As developed economies falter, Goldberg expects emerging economies to continue to strengthen, and with developed economies predicted to grow by just 0.6 percent this year, he claimed growth differentials between emerging and developed economies could peak in 2012.
China Leads the Pack
Predictably, China figures large in the success story of emerging markets, and in his report "Waiting for Calmer Waters, " Goldberg claims the Chinese will grow by 8.6 percent this year. In an interview with CNBC, Goldberg said he has "no fears of a hard landing for China" despite its largest export market, the EU, experiencing severe financial difficulties.
He added that the best thing for Europe would be a transition from China being the so-called "factory of the world" to a major consumer of Western-produced goods.
"There's a risk for China in the sense that China has to slow down later… at some point China will not be able to keep growing at the rates it has been growing, but having said that we actually want China to transform from the factory of the world to the market of the world," Goldberg explained.
Emerging markets are also better placed to "bounce back" from economic turbulence due to policymakers' ability to implement countercyclical economic policies, which individual nations within the euro zone are unable to do, Goldberg said.
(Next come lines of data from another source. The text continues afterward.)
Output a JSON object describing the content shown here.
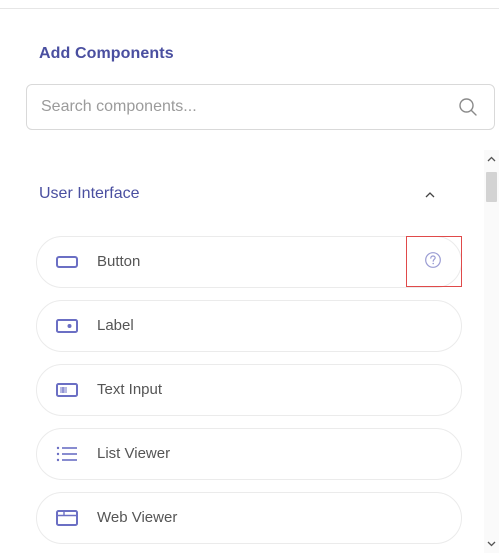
{
  "panel": {
    "title": "Add Components"
  },
  "search": {
    "placeholder": "Search components...",
    "value": "",
    "icon": "search-icon"
  },
  "section": {
    "title": "User Interface",
    "collapse_icon": "chevron-up-icon",
    "items": [
      {
        "label": "Button",
        "icon": "button-icon"
      },
      {
        "label": "Label",
        "icon": "label-icon"
      },
      {
        "label": "Text Input",
        "icon": "text-input-icon"
      },
      {
        "label": "List Viewer",
        "icon": "list-icon"
      },
      {
        "label": "Web Viewer",
        "icon": "web-viewer-icon"
      }
    ],
    "help_icon": "help-circle-icon"
  },
  "colors": {
    "accent": "#4a4fa0",
    "icon": "#6b6fc4",
    "highlight": "#e04a4a",
    "border": "#ebebeb"
  }
}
Chinese Growth to Ease
Pointing to China, Goldberg stressed that while Chinese growth will ease in coming years, the Chinese administration will adopt policies that allow the country to cope with the consequences of such fast expansion.
"In the case of China, we're pretty confident that if problems have built up in this very, very quick expansion, they can take care of (them) without too much of a problem," he said.
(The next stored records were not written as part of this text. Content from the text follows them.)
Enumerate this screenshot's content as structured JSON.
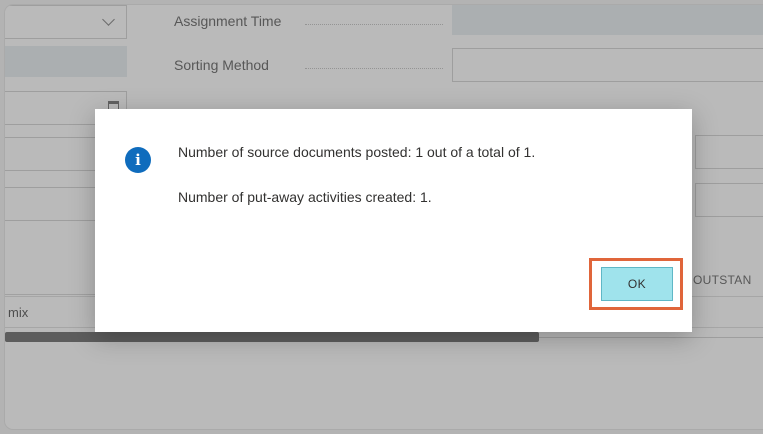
{
  "form": {
    "assignment_time_label": "Assignment Time",
    "sorting_method_label": "Sorting Method",
    "calendar_icon": "calendar-icon",
    "dropdown_icon": "chevron-down-icon"
  },
  "grid": {
    "header_text": "OUTSTAN",
    "row_text": "mix"
  },
  "dialog": {
    "icon": "info-icon",
    "icon_glyph": "i",
    "message_line_1": "Number of source documents posted: 1 out of a total of 1.",
    "message_line_2": "Number of put-away activities created: 1.",
    "ok_label": "OK"
  },
  "colors": {
    "accent": "#0f6cbd",
    "ok_button_bg": "#9fe3ec",
    "highlight_border": "#e0653a"
  }
}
"We expect the Chinese economy to continue to fire on all cylinders," he said. "We have already seen the easing in policies in terms of cuts to requirement ratios (and) we might see interest rate cuts later this year."
Despite strong economic growth in emerging markets, equity markets have tended to underperform compared with those in Europe, Japan and the United States, but Goldberg believes the coming year will see significant improvements in the performance of emerging market stocks.
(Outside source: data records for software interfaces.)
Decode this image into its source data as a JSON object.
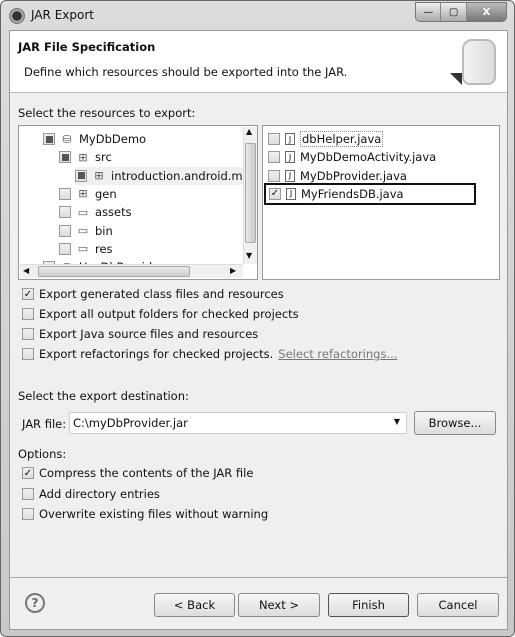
{
  "window": {
    "title": "JAR Export",
    "controls": {
      "minimize": "—",
      "maximize": "▢",
      "close": "X"
    }
  },
  "header": {
    "title": "JAR File Specification",
    "description": "Define which resources should be exported into the JAR."
  },
  "resources": {
    "label": "Select the resources to export:",
    "tree": [
      {
        "label": "MyDbDemo",
        "state": "partial",
        "icon": "project-icon"
      },
      {
        "label": "src",
        "state": "partial",
        "icon": "source-folder-icon"
      },
      {
        "label": "introduction.android.my",
        "state": "partial",
        "icon": "package-icon"
      },
      {
        "label": "gen",
        "state": "unchecked",
        "icon": "source-folder-icon"
      },
      {
        "label": "assets",
        "state": "unchecked",
        "icon": "folder-icon"
      },
      {
        "label": "bin",
        "state": "unchecked",
        "icon": "folder-icon"
      },
      {
        "label": "res",
        "state": "unchecked",
        "icon": "folder-icon"
      },
      {
        "label": "UseDbProvider",
        "state": "unchecked",
        "icon": "project-icon"
      }
    ],
    "files": [
      {
        "label": "dbHelper.java",
        "checked": false
      },
      {
        "label": "MyDbDemoActivity.java",
        "checked": false
      },
      {
        "label": "MyDbProvider.java",
        "checked": false
      },
      {
        "label": "MyFriendsDB.java",
        "checked": true
      }
    ]
  },
  "export_options": [
    {
      "label": "Export generated class files and resources",
      "checked": true
    },
    {
      "label": "Export all output folders for checked projects",
      "checked": false
    },
    {
      "label": "Export Java source files and resources",
      "checked": false
    },
    {
      "label": "Export refactorings for checked projects.",
      "checked": false,
      "link": "Select refactorings..."
    }
  ],
  "destination": {
    "label": "Select the export destination:",
    "field_label": "JAR file:",
    "value": "C:\\myDbProvider.jar",
    "browse": "Browse..."
  },
  "options": {
    "label": "Options:",
    "items": [
      {
        "label": "Compress the contents of the JAR file",
        "checked": true
      },
      {
        "label": "Add directory entries",
        "checked": false
      },
      {
        "label": "Overwrite existing files without warning",
        "checked": false
      }
    ]
  },
  "buttons": {
    "help": "?",
    "back": "< Back",
    "next": "Next >",
    "finish": "Finish",
    "cancel": "Cancel"
  }
}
"I think this is a process that has already started. We're starting to see emerging market equities outperforming developed market equities so far this year," he said.
Goldberg said his preferred markets were based in countries with resilient economies, such as China, Brazil and Russia.
"We like China, which is the fastest growing economy, but also we like Brazil, we like Russia…We basically like countries that have the ability to bounce back, and that has a lot to do with being able to ease policies, to put together counter-cyclical measures to boost economic growth, " he told CNBC.
In his HSBC report "Waiting for Calmer Waters," Goldberg predicts that Brazil will cut interest rates to 9 percent by the middle of 2012, China will avoid a hard landing, and the Russian economy will grow by 3 percent.